### Records
────────
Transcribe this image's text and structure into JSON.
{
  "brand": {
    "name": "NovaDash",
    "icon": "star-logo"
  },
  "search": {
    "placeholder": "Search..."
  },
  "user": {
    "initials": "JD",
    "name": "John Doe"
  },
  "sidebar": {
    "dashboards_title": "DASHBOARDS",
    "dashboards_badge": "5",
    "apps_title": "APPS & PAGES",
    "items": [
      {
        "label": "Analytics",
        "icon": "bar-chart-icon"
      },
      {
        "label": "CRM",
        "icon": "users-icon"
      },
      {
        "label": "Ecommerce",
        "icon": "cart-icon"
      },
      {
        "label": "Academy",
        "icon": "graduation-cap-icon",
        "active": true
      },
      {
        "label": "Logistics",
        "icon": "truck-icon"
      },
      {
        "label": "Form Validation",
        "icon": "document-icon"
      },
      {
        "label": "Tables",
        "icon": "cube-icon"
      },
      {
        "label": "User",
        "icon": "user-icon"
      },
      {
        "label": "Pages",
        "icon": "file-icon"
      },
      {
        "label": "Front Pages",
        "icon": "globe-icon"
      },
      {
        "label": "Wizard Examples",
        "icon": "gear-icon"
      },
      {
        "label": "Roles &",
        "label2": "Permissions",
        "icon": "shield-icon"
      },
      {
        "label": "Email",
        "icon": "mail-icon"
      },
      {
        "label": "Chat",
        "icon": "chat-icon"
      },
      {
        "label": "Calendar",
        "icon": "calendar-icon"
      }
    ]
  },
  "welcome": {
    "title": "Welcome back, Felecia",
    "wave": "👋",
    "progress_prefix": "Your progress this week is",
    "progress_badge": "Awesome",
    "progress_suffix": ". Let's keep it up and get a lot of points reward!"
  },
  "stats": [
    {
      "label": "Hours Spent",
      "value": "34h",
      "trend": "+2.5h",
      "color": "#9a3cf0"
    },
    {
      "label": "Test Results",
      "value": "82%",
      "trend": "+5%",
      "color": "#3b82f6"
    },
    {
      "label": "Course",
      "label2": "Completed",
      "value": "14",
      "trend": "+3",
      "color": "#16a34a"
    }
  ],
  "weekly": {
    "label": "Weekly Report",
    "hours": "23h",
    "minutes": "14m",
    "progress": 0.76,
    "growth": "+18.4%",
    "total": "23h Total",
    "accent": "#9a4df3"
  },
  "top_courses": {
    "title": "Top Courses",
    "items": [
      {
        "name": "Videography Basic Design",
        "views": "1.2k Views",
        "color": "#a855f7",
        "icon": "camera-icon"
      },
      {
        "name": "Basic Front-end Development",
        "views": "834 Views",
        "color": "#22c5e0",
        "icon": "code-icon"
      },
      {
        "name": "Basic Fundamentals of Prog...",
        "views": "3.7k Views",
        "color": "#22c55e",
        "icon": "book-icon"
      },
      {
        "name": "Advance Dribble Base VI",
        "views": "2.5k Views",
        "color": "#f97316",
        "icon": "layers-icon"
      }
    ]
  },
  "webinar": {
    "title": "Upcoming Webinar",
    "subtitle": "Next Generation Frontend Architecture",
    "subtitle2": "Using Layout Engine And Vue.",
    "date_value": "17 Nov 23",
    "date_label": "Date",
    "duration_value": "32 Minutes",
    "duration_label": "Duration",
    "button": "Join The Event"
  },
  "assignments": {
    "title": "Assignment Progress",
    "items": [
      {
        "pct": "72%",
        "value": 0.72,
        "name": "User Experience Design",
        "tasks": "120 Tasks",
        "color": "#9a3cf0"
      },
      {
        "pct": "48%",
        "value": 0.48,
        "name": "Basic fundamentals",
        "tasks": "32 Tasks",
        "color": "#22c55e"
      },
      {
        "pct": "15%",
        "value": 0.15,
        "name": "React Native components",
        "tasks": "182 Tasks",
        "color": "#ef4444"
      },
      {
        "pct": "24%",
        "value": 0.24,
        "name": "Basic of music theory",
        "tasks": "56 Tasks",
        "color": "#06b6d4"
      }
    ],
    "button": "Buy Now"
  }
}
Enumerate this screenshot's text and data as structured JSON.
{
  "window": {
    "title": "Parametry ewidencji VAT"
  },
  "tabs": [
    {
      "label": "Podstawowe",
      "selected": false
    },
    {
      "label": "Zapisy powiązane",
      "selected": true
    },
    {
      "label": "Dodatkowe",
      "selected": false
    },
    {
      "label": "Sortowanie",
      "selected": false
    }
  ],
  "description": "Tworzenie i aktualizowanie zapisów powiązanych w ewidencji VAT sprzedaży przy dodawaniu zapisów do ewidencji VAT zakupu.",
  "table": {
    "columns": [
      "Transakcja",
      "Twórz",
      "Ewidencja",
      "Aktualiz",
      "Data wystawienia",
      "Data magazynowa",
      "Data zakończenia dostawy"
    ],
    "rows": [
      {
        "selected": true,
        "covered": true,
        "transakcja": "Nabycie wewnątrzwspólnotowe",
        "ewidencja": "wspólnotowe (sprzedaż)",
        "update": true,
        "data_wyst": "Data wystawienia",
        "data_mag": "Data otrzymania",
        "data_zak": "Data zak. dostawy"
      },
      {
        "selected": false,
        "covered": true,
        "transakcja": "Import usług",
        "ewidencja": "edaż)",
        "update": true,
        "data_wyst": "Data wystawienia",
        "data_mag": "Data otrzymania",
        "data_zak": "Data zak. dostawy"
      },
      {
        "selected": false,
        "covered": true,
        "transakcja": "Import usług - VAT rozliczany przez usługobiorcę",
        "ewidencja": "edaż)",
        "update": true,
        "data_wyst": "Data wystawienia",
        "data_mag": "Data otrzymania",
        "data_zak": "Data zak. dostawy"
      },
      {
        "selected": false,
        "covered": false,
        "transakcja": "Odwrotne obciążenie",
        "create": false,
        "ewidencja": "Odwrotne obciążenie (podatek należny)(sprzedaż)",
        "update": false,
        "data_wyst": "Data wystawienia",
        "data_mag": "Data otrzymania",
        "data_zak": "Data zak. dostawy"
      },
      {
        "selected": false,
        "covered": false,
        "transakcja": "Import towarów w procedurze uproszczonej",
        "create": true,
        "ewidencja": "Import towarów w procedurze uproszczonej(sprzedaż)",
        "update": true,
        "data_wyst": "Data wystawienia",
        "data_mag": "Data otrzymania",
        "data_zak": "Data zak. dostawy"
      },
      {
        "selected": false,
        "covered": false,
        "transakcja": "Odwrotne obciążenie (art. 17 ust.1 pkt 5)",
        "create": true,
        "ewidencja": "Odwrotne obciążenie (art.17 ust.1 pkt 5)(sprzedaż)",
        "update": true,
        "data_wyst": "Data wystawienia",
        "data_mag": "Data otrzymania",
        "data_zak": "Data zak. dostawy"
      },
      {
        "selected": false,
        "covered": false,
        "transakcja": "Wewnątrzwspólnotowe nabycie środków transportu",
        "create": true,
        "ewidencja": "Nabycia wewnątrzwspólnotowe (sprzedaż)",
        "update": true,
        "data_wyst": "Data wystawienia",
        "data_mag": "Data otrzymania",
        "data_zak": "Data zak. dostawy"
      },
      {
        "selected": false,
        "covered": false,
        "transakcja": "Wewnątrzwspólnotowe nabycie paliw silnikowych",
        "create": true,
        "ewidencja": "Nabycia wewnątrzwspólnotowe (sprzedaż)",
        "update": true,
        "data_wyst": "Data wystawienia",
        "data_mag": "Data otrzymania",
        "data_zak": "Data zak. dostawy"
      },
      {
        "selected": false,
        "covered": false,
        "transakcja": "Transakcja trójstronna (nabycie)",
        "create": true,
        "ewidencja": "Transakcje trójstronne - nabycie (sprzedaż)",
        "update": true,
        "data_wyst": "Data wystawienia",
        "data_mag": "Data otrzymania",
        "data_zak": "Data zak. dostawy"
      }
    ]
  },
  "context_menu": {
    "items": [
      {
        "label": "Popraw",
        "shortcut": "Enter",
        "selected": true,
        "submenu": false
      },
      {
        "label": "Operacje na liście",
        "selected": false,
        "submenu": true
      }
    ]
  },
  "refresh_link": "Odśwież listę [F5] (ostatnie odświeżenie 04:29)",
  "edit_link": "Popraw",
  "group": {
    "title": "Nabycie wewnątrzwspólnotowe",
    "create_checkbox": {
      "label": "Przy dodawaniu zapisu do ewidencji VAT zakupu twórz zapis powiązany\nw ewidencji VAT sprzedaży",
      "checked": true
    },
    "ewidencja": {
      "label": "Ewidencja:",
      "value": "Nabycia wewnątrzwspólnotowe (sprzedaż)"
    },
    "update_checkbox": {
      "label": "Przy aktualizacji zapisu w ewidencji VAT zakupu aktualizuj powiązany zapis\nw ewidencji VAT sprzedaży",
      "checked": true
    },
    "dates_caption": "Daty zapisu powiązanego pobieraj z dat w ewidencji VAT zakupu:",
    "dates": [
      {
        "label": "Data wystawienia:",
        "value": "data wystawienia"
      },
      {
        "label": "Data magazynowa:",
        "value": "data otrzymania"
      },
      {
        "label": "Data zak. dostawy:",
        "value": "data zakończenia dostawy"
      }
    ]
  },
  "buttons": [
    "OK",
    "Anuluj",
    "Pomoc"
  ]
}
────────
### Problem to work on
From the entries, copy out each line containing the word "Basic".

### Reply to the task
        "name": "Videography Basic Design",
        "name": "Basic Front-end Development",
        "name": "Basic Fundamentals of Prog...",
        "name": "Basic fundamentals",
        "name": "Basic of music theory",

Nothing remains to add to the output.